**Exercise instructions**
Could you reproduce all of these records exactly?

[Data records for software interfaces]
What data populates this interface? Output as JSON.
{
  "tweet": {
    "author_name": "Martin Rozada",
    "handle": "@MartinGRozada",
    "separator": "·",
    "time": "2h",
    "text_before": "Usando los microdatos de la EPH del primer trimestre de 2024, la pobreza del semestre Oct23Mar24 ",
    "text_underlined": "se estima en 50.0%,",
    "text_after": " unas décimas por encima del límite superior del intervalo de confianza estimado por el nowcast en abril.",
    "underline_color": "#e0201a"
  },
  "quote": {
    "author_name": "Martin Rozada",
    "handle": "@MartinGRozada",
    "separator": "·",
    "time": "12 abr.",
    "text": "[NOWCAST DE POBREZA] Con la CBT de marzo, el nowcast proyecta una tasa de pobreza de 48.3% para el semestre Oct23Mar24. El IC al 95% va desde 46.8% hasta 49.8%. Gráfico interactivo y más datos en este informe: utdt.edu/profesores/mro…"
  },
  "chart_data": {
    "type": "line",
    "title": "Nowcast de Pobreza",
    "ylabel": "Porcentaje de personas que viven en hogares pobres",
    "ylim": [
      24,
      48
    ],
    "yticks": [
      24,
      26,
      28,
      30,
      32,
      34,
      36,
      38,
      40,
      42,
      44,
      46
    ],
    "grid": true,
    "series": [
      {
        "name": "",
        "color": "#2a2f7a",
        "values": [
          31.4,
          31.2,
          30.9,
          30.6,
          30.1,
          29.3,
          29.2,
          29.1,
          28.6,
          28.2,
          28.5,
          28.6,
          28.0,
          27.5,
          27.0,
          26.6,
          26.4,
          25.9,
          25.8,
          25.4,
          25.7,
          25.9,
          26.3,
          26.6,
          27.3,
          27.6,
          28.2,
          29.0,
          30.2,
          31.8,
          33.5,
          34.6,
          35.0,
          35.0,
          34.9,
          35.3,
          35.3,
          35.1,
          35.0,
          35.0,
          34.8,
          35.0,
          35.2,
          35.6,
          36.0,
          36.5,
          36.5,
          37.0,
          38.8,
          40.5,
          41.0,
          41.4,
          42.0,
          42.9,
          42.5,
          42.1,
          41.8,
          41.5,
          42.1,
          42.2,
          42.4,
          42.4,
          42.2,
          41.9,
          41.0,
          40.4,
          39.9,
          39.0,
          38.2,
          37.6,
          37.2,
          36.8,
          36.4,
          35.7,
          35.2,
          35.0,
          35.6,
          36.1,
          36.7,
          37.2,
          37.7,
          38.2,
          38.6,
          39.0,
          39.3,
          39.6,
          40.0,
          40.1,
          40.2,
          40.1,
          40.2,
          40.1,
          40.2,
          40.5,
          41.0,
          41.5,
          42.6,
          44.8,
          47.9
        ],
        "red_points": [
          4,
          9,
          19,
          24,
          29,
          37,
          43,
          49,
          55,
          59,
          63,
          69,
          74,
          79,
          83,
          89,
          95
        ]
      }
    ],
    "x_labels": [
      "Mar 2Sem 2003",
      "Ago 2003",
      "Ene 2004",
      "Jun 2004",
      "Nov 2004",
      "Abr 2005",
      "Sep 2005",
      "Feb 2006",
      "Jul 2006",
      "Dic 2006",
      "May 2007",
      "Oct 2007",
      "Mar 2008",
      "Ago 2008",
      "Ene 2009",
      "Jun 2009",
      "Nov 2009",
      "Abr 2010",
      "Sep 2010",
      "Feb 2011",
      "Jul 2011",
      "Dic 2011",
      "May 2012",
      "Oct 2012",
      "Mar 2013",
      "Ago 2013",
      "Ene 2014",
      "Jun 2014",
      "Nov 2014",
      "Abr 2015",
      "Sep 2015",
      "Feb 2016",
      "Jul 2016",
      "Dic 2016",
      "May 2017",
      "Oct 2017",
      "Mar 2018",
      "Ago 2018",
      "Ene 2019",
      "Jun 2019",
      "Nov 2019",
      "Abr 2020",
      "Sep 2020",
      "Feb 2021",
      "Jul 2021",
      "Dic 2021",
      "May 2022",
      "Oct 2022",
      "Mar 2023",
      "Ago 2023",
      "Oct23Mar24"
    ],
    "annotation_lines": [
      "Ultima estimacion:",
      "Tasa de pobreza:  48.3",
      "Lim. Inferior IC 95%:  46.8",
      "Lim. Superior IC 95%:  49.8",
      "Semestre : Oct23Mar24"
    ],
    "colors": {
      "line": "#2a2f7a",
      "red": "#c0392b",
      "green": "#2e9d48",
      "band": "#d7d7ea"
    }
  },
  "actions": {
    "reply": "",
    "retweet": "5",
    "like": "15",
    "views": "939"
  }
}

**Worked solution**
What data populates this interface? Output as JSON.
{
  "tweet": {
    "author_name": "Martin Rozada",
    "handle": "@MartinGRozada",
    "separator": "·",
    "time": "2h",
    "text_before": "Usando los microdatos de la EPH del primer trimestre de 2024, la pobreza del semestre Oct23Mar24 ",
    "text_underlined": "se estima en 50.0%,",
    "text_after": " unas décimas por encima del límite superior del intervalo de confianza estimado por el nowcast en abril.",
    "underline_color": "#e0201a"
  },
  "quote": {
    "author_name": "Martin Rozada",
    "handle": "@MartinGRozada",
    "separator": "·",
    "time": "12 abr.",
    "text": "[NOWCAST DE POBREZA] Con la CBT de marzo, el nowcast proyecta una tasa de pobreza de 48.3% para el semestre Oct23Mar24. El IC al 95% va desde 46.8% hasta 49.8%. Gráfico interactivo y más datos en este informe: utdt.edu/profesores/mro…"
  },
  "chart_data": {
    "type": "line",
    "title": "Nowcast de Pobreza",
    "ylabel": "Porcentaje de personas que viven en hogares pobres",
    "ylim": [
      24,
      48
    ],
    "yticks": [
      24,
      26,
      28,
      30,
      32,
      34,
      36,
      38,
      40,
      42,
      44,
      46
    ],
    "grid": true,
    "series": [
      {
        "name": "",
        "color": "#2a2f7a",
        "values": [
          31.4,
          31.2,
          30.9,
          30.6,
          30.1,
          29.3,
          29.2,
          29.1,
          28.6,
          28.2,
          28.5,
          28.6,
          28.0,
          27.5,
          27.0,
          26.6,
          26.4,
          25.9,
          25.8,
          25.4,
          25.7,
          25.9,
          26.3,
          26.6,
          27.3,
          27.6,
          28.2,
          29.0,
          30.2,
          31.8,
          33.5,
          34.6,
          35.0,
          35.0,
          34.9,
          35.3,
          35.3,
          35.1,
          35.0,
          35.0,
          34.8,
          35.0,
          35.2,
          35.6,
          36.0,
          36.5,
          36.5,
          37.0,
          38.8,
          40.5,
          41.0,
          41.4,
          42.0,
          42.9,
          42.5,
          42.1,
          41.8,
          41.5,
          42.1,
          42.2,
          42.4,
          42.4,
          42.2,
          41.9,
          41.0,
          40.4,
          39.9,
          39.0,
          38.2,
          37.6,
          37.2,
          36.8,
          36.4,
          35.7,
          35.2,
          35.0,
          35.6,
          36.1,
          36.7,
          37.2,
          37.7,
          38.2,
          38.6,
          39.0,
          39.3,
          39.6,
          40.0,
          40.1,
          40.2,
          40.1,
          40.2,
          40.1,
          40.2,
          40.5,
          41.0,
          41.5,
          42.6,
          44.8,
          47.9
        ],
        "red_points": [
          4,
          9,
          19,
          24,
          29,
          37,
          43,
          49,
          55,
          59,
          63,
          69,
          74,
          79,
          83,
          89,
          95
        ]
      }
    ],
    "x_labels": [
      "Mar 2Sem 2003",
      "Ago 2003",
      "Ene 2004",
      "Jun 2004",
      "Nov 2004",
      "Abr 2005",
      "Sep 2005",
      "Feb 2006",
      "Jul 2006",
      "Dic 2006",
      "May 2007",
      "Oct 2007",
      "Mar 2008",
      "Ago 2008",
      "Ene 2009",
      "Jun 2009",
      "Nov 2009",
      "Abr 2010",
      "Sep 2010",
      "Feb 2011",
      "Jul 2011",
      "Dic 2011",
      "May 2012",
      "Oct 2012",
      "Mar 2013",
      "Ago 2013",
      "Ene 2014",
      "Jun 2014",
      "Nov 2014",
      "Abr 2015",
      "Sep 2015",
      "Feb 2016",
      "Jul 2016",
      "Dic 2016",
      "May 2017",
      "Oct 2017",
      "Mar 2018",
      "Ago 2018",
      "Ene 2019",
      "Jun 2019",
      "Nov 2019",
      "Abr 2020",
      "Sep 2020",
      "Feb 2021",
      "Jul 2021",
      "Dic 2021",
      "May 2022",
      "Oct 2022",
      "Mar 2023",
      "Ago 2023",
      "Oct23Mar24"
    ],
    "annotation_lines": [
      "Ultima estimacion:",
      "Tasa de pobreza:  48.3",
      "Lim. Inferior IC 95%:  46.8",
      "Lim. Superior IC 95%:  49.8",
      "Semestre : Oct23Mar24"
    ],
    "colors": {
      "line": "#2a2f7a",
      "red": "#c0392b",
      "green": "#2e9d48",
      "band": "#d7d7ea"
    }
  },
  "actions": {
    "reply": "",
    "retweet": "5",
    "like": "15",
    "views": "939"
  }
}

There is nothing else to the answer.